DACA Hits the Supreme Court on Tuesday to Determine its Fate
Photo: Unsplash/@robertwalsh0

California Federal Judge Prevents Trump Administration From Ending DACA Program

Judge William Alsup has ordered the Trump Administration to reinstate the Deferred Action for Childhood Arrivals (DACA) program that was supposed to be phased out on March 5. Late last night, California U.S. District Judge Alsup also ruled that the government must continue to accept DACA renewal applications. However, young people whom have never had DACA benefits cannot apply for the first time.

As the Associated Press reports, “DACA recipients will be allowed to stay in the U.S. for the remainder of their two-year authorizations. Any recipient whose status was due to expire within six months also got a month to apply for another two-year term.”

“Dreamers’ lives were thrown into chaos when the Trump administration tried to terminate the DACA program without obeying the law,” California Attorney General Xavier Becerra (D) said in a statement. “Today’s ruling is a huge step in the right direction.”

Hundreds of thousands of people were living in uncertainty after President Trump issued the end of program, so last night’s order by Judge Alsup was greeted with happiness on social media.

As a result of the ruling by Judge Alsup, the White House issued the following statement:

“We find this decision to be outrageous, especially in light of the President’s successful bipartisan meeting with House and Senate members at the White House on the same day. An issue of this magnitude must go through the normal legislative process. President Trump is committed to the rule of law, and will work with members of both parties to reach a permanent solution that corrects the unconstitutional actions taken by the last administration.”

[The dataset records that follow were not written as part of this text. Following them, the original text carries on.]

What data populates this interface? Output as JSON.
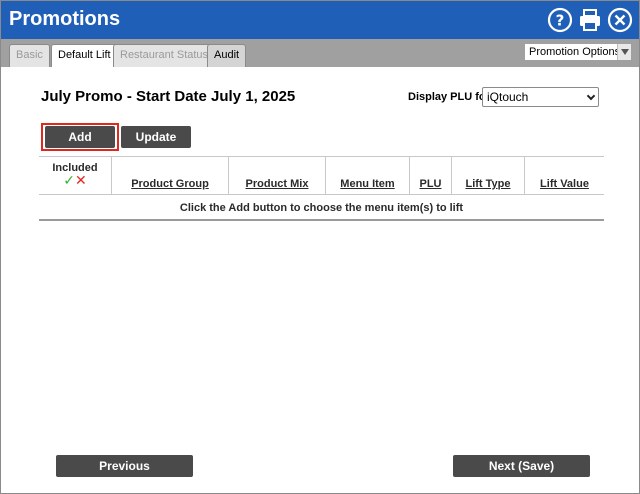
{
  "window": {
    "title": "Promotions"
  },
  "titlebar_icons": [
    {
      "name": "help-icon",
      "glyph": "?"
    },
    {
      "name": "print-icon"
    },
    {
      "name": "close-icon"
    }
  ],
  "tabs": [
    {
      "label": "Basic",
      "state": "disabled"
    },
    {
      "label": "Default Lift",
      "state": "active"
    },
    {
      "label": "Restaurant Status",
      "state": "disabled"
    },
    {
      "label": "Audit",
      "state": "normal"
    }
  ],
  "promotion_options": {
    "label": "Promotion Options"
  },
  "header": {
    "title": "July Promo - Start Date July 1, 2025"
  },
  "plu": {
    "label": "Display PLU for",
    "selected": "iQtouch"
  },
  "actions": {
    "add_label": "Add",
    "update_label": "Update"
  },
  "grid": {
    "included_label": "Included",
    "included_check": "✓",
    "included_cross": "✕",
    "columns": [
      "Product Group",
      "Product Mix",
      "Menu Item",
      "PLU",
      "Lift Type",
      "Lift Value"
    ],
    "empty_message": "Click the Add button to choose the menu item(s) to lift"
  },
  "footer": {
    "previous_label": "Previous",
    "next_label": "Next (Save)"
  },
  "colors": {
    "titlebar": "#1f5fb8",
    "tabbar": "#a0a0a0",
    "button": "#4a4a4a",
    "highlight": "#e0281e",
    "check": "#2db52d",
    "cross": "#e0281e"
  }
}
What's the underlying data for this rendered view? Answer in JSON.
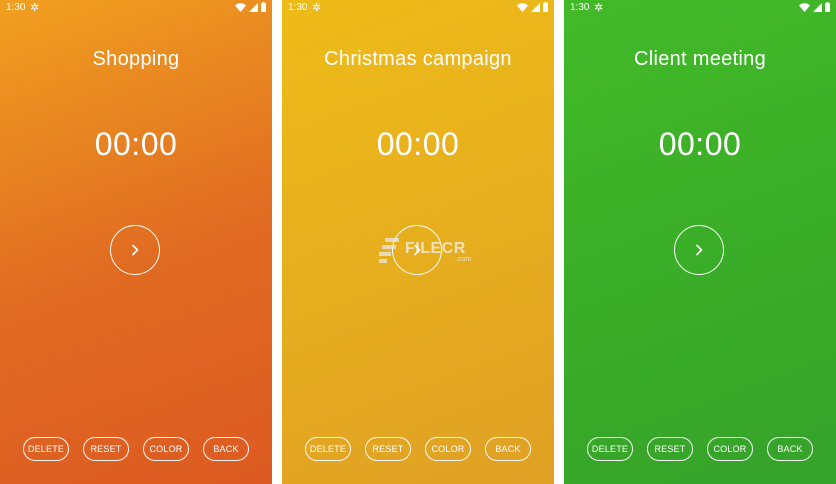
{
  "screens": [
    {
      "name": "orange",
      "gradient": [
        "#f0a020",
        "#e06a22",
        "#dd5a22"
      ],
      "status_time": "1:30",
      "title": "Shopping",
      "timer": "00:00",
      "buttons": {
        "delete": "DELETE",
        "reset": "RESET",
        "color": "COLOR",
        "back": "BACK"
      }
    },
    {
      "name": "yellow",
      "gradient": [
        "#eebb18",
        "#e6ad1f",
        "#e0a025"
      ],
      "status_time": "1:30",
      "title": "Christmas campaign",
      "timer": "00:00",
      "buttons": {
        "delete": "DELETE",
        "reset": "RESET",
        "color": "COLOR",
        "back": "BACK"
      }
    },
    {
      "name": "green",
      "gradient": [
        "#42ba28",
        "#3aad28",
        "#35a22a"
      ],
      "status_time": "1:30",
      "title": "Client meeting",
      "timer": "00:00",
      "buttons": {
        "delete": "DELETE",
        "reset": "RESET",
        "color": "COLOR",
        "back": "BACK"
      }
    }
  ],
  "watermark": {
    "text": "FILECR",
    "suffix": ".com"
  },
  "icons": {
    "status_gear": "gear-icon",
    "status_wifi": "wifi-icon",
    "status_signal": "signal-icon",
    "status_battery": "battery-icon",
    "play": "chevron-right-icon"
  }
}
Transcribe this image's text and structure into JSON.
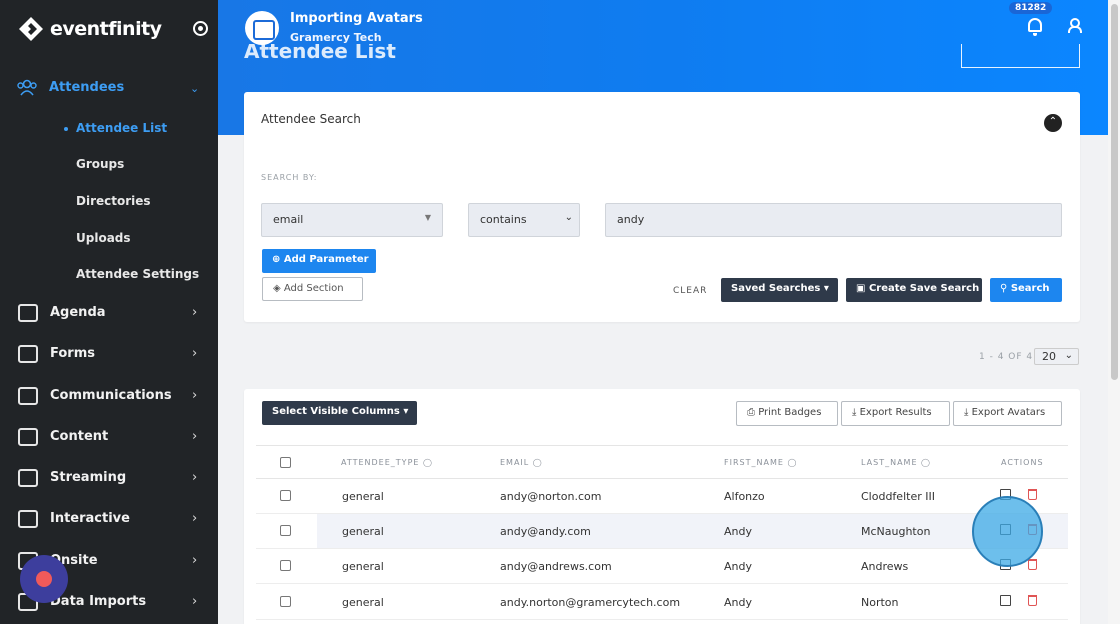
{
  "app": {
    "brand": "eventfinity",
    "accent": "#3d9df3"
  },
  "sidebar": {
    "attendees_label": "Attendees",
    "sub_items": [
      {
        "label": "Attendee List",
        "active": true
      },
      {
        "label": "Groups"
      },
      {
        "label": "Directories"
      },
      {
        "label": "Uploads"
      },
      {
        "label": "Attendee Settings"
      }
    ],
    "items": [
      {
        "label": "Agenda",
        "icon": "calendar-icon"
      },
      {
        "label": "Forms",
        "icon": "forms-icon"
      },
      {
        "label": "Communications",
        "icon": "mail-icon"
      },
      {
        "label": "Content",
        "icon": "image-icon"
      },
      {
        "label": "Streaming",
        "icon": "video-icon"
      },
      {
        "label": "Interactive",
        "icon": "share-icon"
      },
      {
        "label": "Onsite",
        "icon": "badge-icon"
      },
      {
        "label": "Data Imports",
        "icon": "upload-icon"
      }
    ]
  },
  "header": {
    "event_title": "Importing Avatars",
    "event_subtitle": "Gramercy Tech",
    "page_title": "Attendee List",
    "notification_count": "81282"
  },
  "search": {
    "title": "Attendee Search",
    "search_by_label": "SEARCH BY:",
    "field": "email",
    "operator": "contains",
    "value": "andy",
    "add_parameter": "Add Parameter",
    "add_section": "Add Section",
    "clear": "CLEAR",
    "saved_searches": "Saved Searches",
    "create_save_search": "Create Save Search",
    "search_button": "Search"
  },
  "pagination": {
    "range": "1 - 4 OF 4",
    "per_page": "20"
  },
  "table": {
    "select_columns": "Select Visible Columns",
    "print_badges": "Print Badges",
    "export_results": "Export Results",
    "export_avatars": "Export Avatars",
    "columns": [
      "ATTENDEE_TYPE",
      "EMAIL",
      "FIRST_NAME",
      "LAST_NAME",
      "ACTIONS"
    ],
    "rows": [
      {
        "type": "general",
        "email": "andy@norton.com",
        "first": "Alfonzo",
        "last": "Cloddfelter III"
      },
      {
        "type": "general",
        "email": "andy@andy.com",
        "first": "Andy",
        "last": "McNaughton"
      },
      {
        "type": "general",
        "email": "andy@andrews.com",
        "first": "Andy",
        "last": "Andrews"
      },
      {
        "type": "general",
        "email": "andy.norton@gramercytech.com",
        "first": "Andy",
        "last": "Norton"
      }
    ]
  }
}
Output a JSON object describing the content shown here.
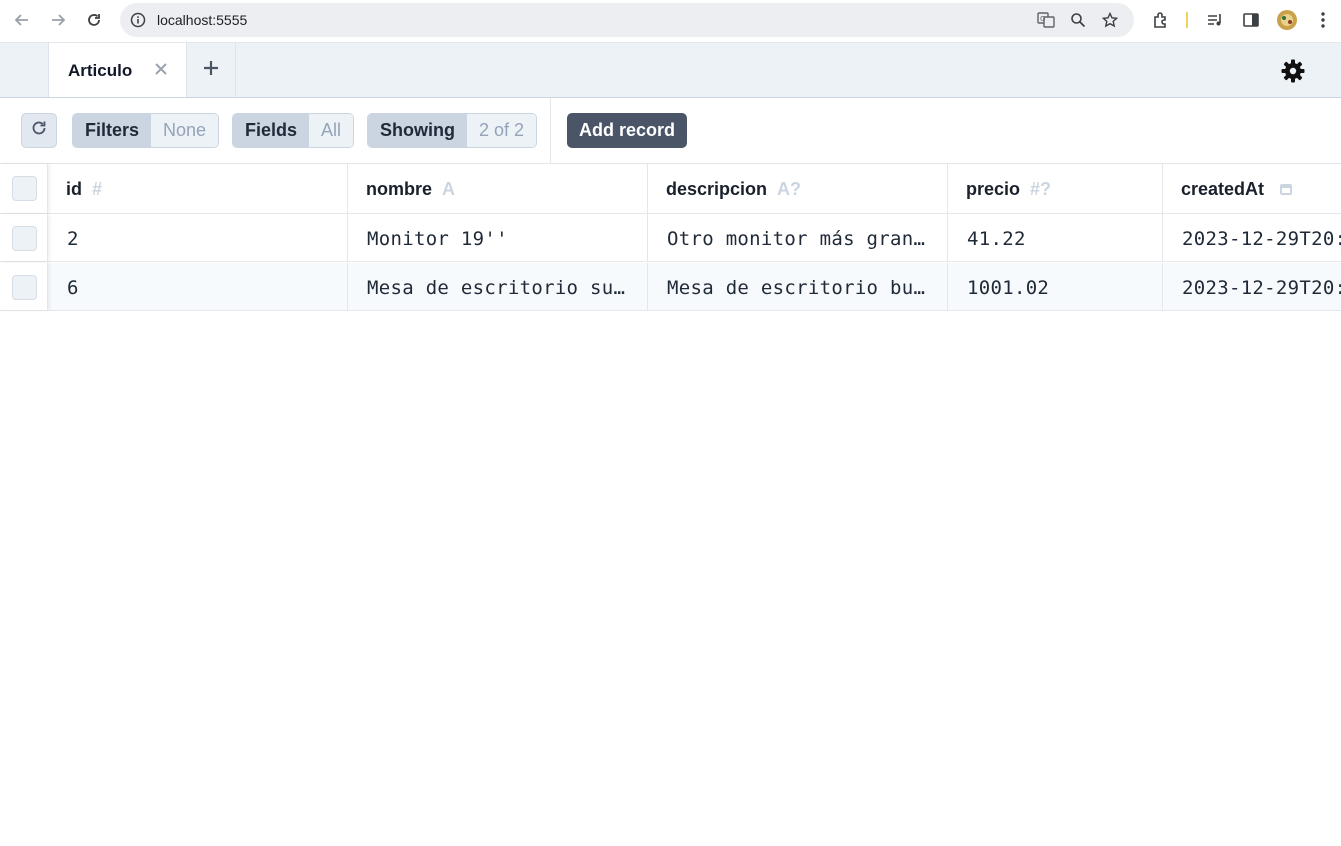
{
  "browser": {
    "url": "localhost:5555"
  },
  "tabs": {
    "active_label": "Articulo"
  },
  "toolbar": {
    "filters_label": "Filters",
    "filters_value": "None",
    "fields_label": "Fields",
    "fields_value": "All",
    "showing_label": "Showing",
    "showing_value": "2 of 2",
    "add_record_label": "Add record"
  },
  "table": {
    "columns": [
      {
        "name": "id",
        "type": "#"
      },
      {
        "name": "nombre",
        "type": "A"
      },
      {
        "name": "descripcion",
        "type": "A?"
      },
      {
        "name": "precio",
        "type": "#?"
      },
      {
        "name": "createdAt",
        "type": "calendar-icon"
      }
    ],
    "rows": [
      {
        "id": "2",
        "nombre": "Monitor 19''",
        "descripcion": "Otro monitor más gran…",
        "precio": "41.22",
        "createdAt": "2023-12-29T20:"
      },
      {
        "id": "6",
        "nombre": "Mesa de escritorio su…",
        "descripcion": "Mesa de escritorio bu…",
        "precio": "1001.02",
        "createdAt": "2023-12-29T20:"
      }
    ]
  },
  "colors": {
    "tabbar_bg": "#edf2f7",
    "group_label_bg": "#cbd5e1",
    "add_record_bg": "#4a5568",
    "row_alt_bg": "#f7fafc"
  }
}
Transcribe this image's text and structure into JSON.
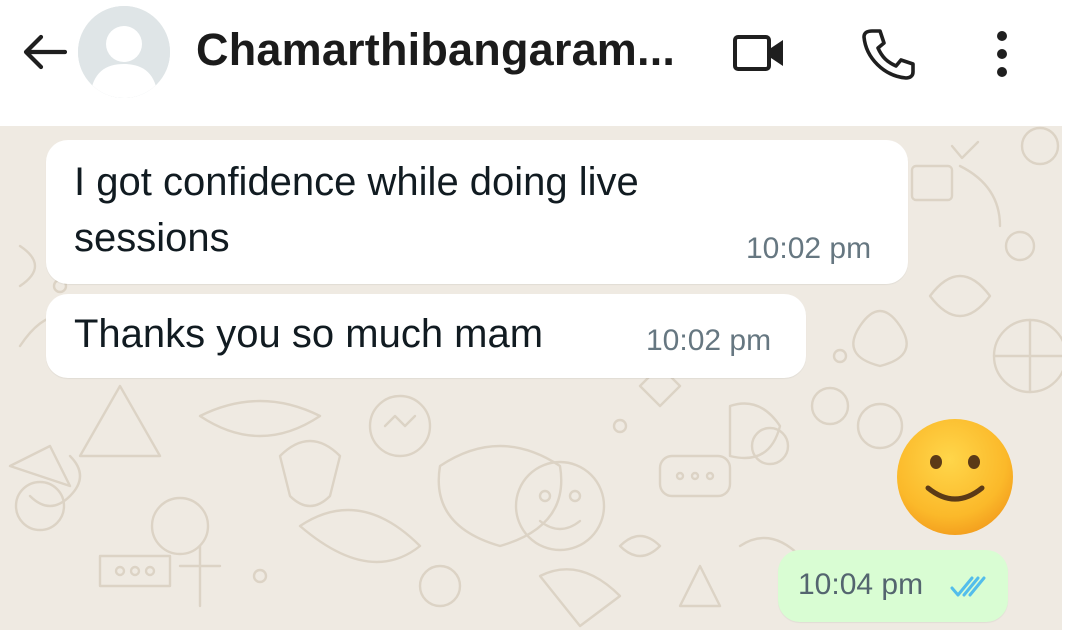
{
  "header": {
    "contact_name": "Chamarthibangaram...",
    "back_icon": "arrow-left-icon",
    "avatar_icon": "default-avatar-icon",
    "video_icon": "video-camera-icon",
    "call_icon": "phone-icon",
    "menu_icon": "more-vertical-icon"
  },
  "chat": {
    "incoming": [
      {
        "text": "I got confidence while doing live sessions",
        "time": "10:02 pm"
      },
      {
        "text": "Thanks you so much mam",
        "time": "10:02 pm"
      }
    ],
    "outgoing": [
      {
        "emoji": "🙂",
        "time": "10:04 pm",
        "status": "read"
      }
    ]
  },
  "colors": {
    "chat_background": "#efeae2",
    "incoming_bubble": "#ffffff",
    "outgoing_bubble": "#d9fdd3",
    "timestamp": "#667781",
    "read_ticks": "#53bdeb"
  }
}
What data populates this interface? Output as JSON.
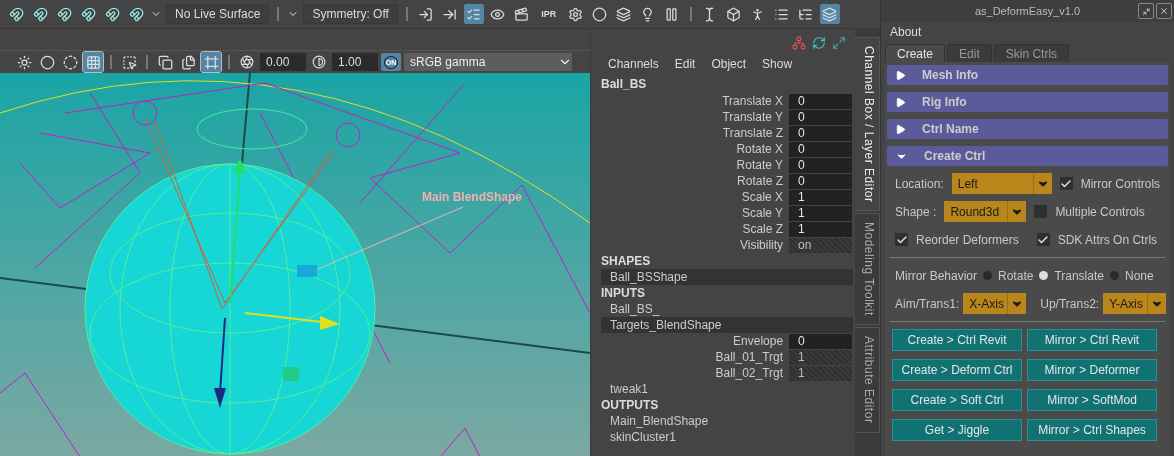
{
  "toolbar": {
    "live_surface": "No Live Surface",
    "symmetry": "Symmetry: Off",
    "buttons": [
      {
        "kind": "import",
        "selected": false
      },
      {
        "kind": "export",
        "selected": false
      },
      {
        "kind": "history",
        "selected": true
      },
      {
        "kind": "render-view",
        "selected": false
      },
      {
        "kind": "render",
        "selected": false
      },
      {
        "kind": "ipr",
        "selected": false,
        "label": "IPR"
      },
      {
        "kind": "render-settings",
        "selected": false
      },
      {
        "kind": "hypershade",
        "selected": false
      },
      {
        "kind": "render-setup",
        "selected": false
      },
      {
        "kind": "light",
        "selected": false
      },
      {
        "kind": "pause",
        "selected": false
      },
      {
        "kind": "sep"
      },
      {
        "kind": "text-select",
        "selected": false
      },
      {
        "kind": "cube",
        "selected": false
      },
      {
        "kind": "figure",
        "selected": false
      },
      {
        "kind": "list",
        "selected": false
      },
      {
        "kind": "list2",
        "selected": false
      },
      {
        "kind": "layers",
        "selected": true
      }
    ]
  },
  "viewport": {
    "tools": [
      {
        "kind": "sphere",
        "selected": false
      },
      {
        "kind": "sphere2",
        "selected": false
      },
      {
        "kind": "ring",
        "selected": false
      },
      {
        "kind": "grid",
        "selected": true
      },
      {
        "kind": "sep"
      },
      {
        "kind": "select",
        "selected": false
      },
      {
        "kind": "sep"
      },
      {
        "kind": "copy",
        "selected": false
      },
      {
        "kind": "copy2",
        "selected": false
      },
      {
        "kind": "frame",
        "selected": true
      }
    ],
    "exposure": "0.00",
    "gamma": "1.00",
    "color_management": {
      "label": "ON",
      "on": true
    },
    "color_space": "sRGB gamma",
    "annotation": "Main BlendShape"
  },
  "channel_box": {
    "menu": [
      "Channels",
      "Edit",
      "Object",
      "Show"
    ],
    "rows": [
      {
        "kind": "object",
        "text": "Ball_BS"
      },
      {
        "kind": "attr",
        "label": "Translate X",
        "value": "0",
        "keyable": true
      },
      {
        "kind": "attr",
        "label": "Translate Y",
        "value": "0",
        "keyable": true
      },
      {
        "kind": "attr",
        "label": "Translate Z",
        "value": "0",
        "keyable": true
      },
      {
        "kind": "attr",
        "label": "Rotate X",
        "value": "0",
        "keyable": true
      },
      {
        "kind": "attr",
        "label": "Rotate Y",
        "value": "0",
        "keyable": true
      },
      {
        "kind": "attr",
        "label": "Rotate Z",
        "value": "0",
        "keyable": true
      },
      {
        "kind": "attr",
        "label": "Scale X",
        "value": "1",
        "keyable": true
      },
      {
        "kind": "attr",
        "label": "Scale Y",
        "value": "1",
        "keyable": true
      },
      {
        "kind": "attr",
        "label": "Scale Z",
        "value": "1",
        "keyable": true
      },
      {
        "kind": "attr",
        "label": "Visibility",
        "value": "on",
        "keyable": false
      },
      {
        "kind": "section",
        "text": "SHAPES"
      },
      {
        "kind": "node",
        "text": "Ball_BSShape",
        "selected": true
      },
      {
        "kind": "section",
        "text": "INPUTS"
      },
      {
        "kind": "node",
        "text": "Ball_BS_",
        "selected": false
      },
      {
        "kind": "node",
        "text": "Targets_BlendShape",
        "selected": true
      },
      {
        "kind": "attr",
        "label": "Envelope",
        "value": "0",
        "keyable": true
      },
      {
        "kind": "attr",
        "label": "Ball_01_Trgt",
        "value": "1",
        "keyable": false
      },
      {
        "kind": "attr",
        "label": "Ball_02_Trgt",
        "value": "1",
        "keyable": false
      },
      {
        "kind": "node",
        "text": "tweak1",
        "selected": false
      },
      {
        "kind": "section",
        "text": "OUTPUTS"
      },
      {
        "kind": "node",
        "text": "Main_BlendShape",
        "selected": false
      },
      {
        "kind": "node",
        "text": "skinCluster1",
        "selected": false
      }
    ]
  },
  "side_tabs": [
    {
      "label": "Channel Box / Layer Editor",
      "selected": true
    },
    {
      "label": "Modeling Toolkit",
      "selected": false
    },
    {
      "label": "Attribute Editor",
      "selected": false
    }
  ],
  "tool_window": {
    "title": "as_DeformEasy_v1.0",
    "menu": [
      "About"
    ],
    "tabs": [
      {
        "label": "Create",
        "selected": true
      },
      {
        "label": "Edit",
        "selected": false
      },
      {
        "label": "Skin Ctrls",
        "selected": false
      }
    ],
    "sections": [
      {
        "title": "Mesh Info",
        "expanded": false
      },
      {
        "title": "Rig Info",
        "expanded": false
      },
      {
        "title": "Ctrl Name",
        "expanded": false
      },
      {
        "title": "Create Ctrl",
        "expanded": true
      }
    ],
    "location": {
      "label": "Location:",
      "value": "Left"
    },
    "mirror_controls": {
      "label": "Mirror Controls",
      "checked": true
    },
    "shape": {
      "label": "Shape :",
      "value": "Round3d"
    },
    "multiple_controls": {
      "label": "Multiple Controls",
      "checked": false
    },
    "reorder_deformers": {
      "label": "Reorder Deformers",
      "checked": true
    },
    "sdk_attrs": {
      "label": "SDK Attrs On Ctrls",
      "checked": true
    },
    "mirror_behavior": {
      "label": "Mirror Behavior",
      "options": [
        {
          "label": "Rotate",
          "selected": false
        },
        {
          "label": "Translate",
          "selected": true
        },
        {
          "label": "None",
          "selected": false
        }
      ]
    },
    "aim": {
      "label": "Aim/Trans1:",
      "value": "X-Axis"
    },
    "up": {
      "label": "Up/Trans2:",
      "value": "Y-Axis"
    },
    "buttons": [
      "Create > Ctrl Revit",
      "Mirror > Ctrl Revit",
      "Create > Deform Ctrl",
      "Mirror > Deformer",
      "Create > Soft Ctrl",
      "Mirror > SoftMod",
      "Get > Jiggle",
      "Mirror > Ctrl Shapes"
    ]
  }
}
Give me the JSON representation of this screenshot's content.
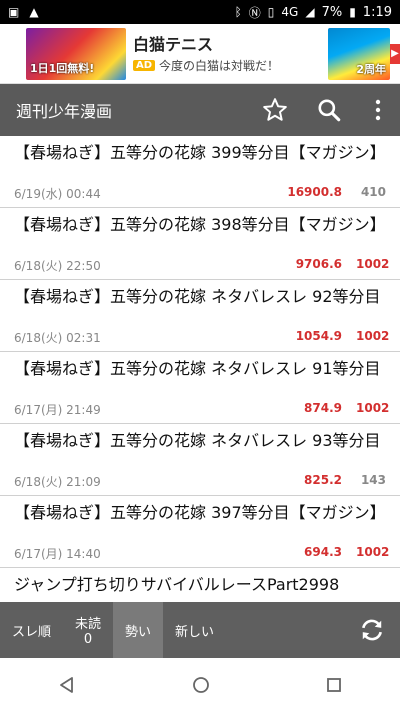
{
  "status": {
    "network": "4G",
    "battery": "7%",
    "time": "1:19"
  },
  "ad": {
    "title": "白猫テニス",
    "badge": "AD",
    "subtitle": "今度の白猫は対戦だ！",
    "left_text": "1日1回無料!",
    "right_text": "2周年"
  },
  "appbar": {
    "title": "週刊少年漫画",
    "icons": [
      "star-icon",
      "search-icon",
      "more-vert-icon"
    ]
  },
  "threads": [
    {
      "title": "【春場ねぎ】五等分の花嫁 399等分目【マガジン】",
      "date": "6/19(水) 00:44",
      "ikioi": "16900.8",
      "count": "410",
      "count_color": "gray"
    },
    {
      "title": "【春場ねぎ】五等分の花嫁 398等分目【マガジン】",
      "date": "6/18(火) 22:50",
      "ikioi": "9706.6",
      "count": "1002",
      "count_color": "red"
    },
    {
      "title": "【春場ねぎ】五等分の花嫁 ネタバレスレ 92等分目",
      "date": "6/18(火) 02:31",
      "ikioi": "1054.9",
      "count": "1002",
      "count_color": "red"
    },
    {
      "title": "【春場ねぎ】五等分の花嫁 ネタバレスレ 91等分目",
      "date": "6/17(月) 21:49",
      "ikioi": "874.9",
      "count": "1002",
      "count_color": "red"
    },
    {
      "title": "【春場ねぎ】五等分の花嫁 ネタバレスレ 93等分目",
      "date": "6/18(火) 21:09",
      "ikioi": "825.2",
      "count": "143",
      "count_color": "gray"
    },
    {
      "title": "【春場ねぎ】五等分の花嫁 397等分目【マガジン】",
      "date": "6/17(月) 14:40",
      "ikioi": "694.3",
      "count": "1002",
      "count_color": "red"
    },
    {
      "title": "ジャンプ打ち切りサバイバルレースPart2998",
      "date": "",
      "ikioi": "",
      "count": "",
      "count_color": "red"
    }
  ],
  "bottom": {
    "sort_thread": "スレ順",
    "unread_label": "未読",
    "unread_count": "0",
    "ikioi": "勢い",
    "new": "新しい"
  }
}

In a 49-page ruling, Judge Alsup wrote; “DACA covers a class of immigrants whose presence, seemingly all agree, pose the least, if any, threat and allows them to sign up for honest labor on the condition of continued good behavior,” Alsup wrote, adding that “This has become an important program for DACA recipients and their families, for the employers who hire them, for our tax treasuries, and for our economy.”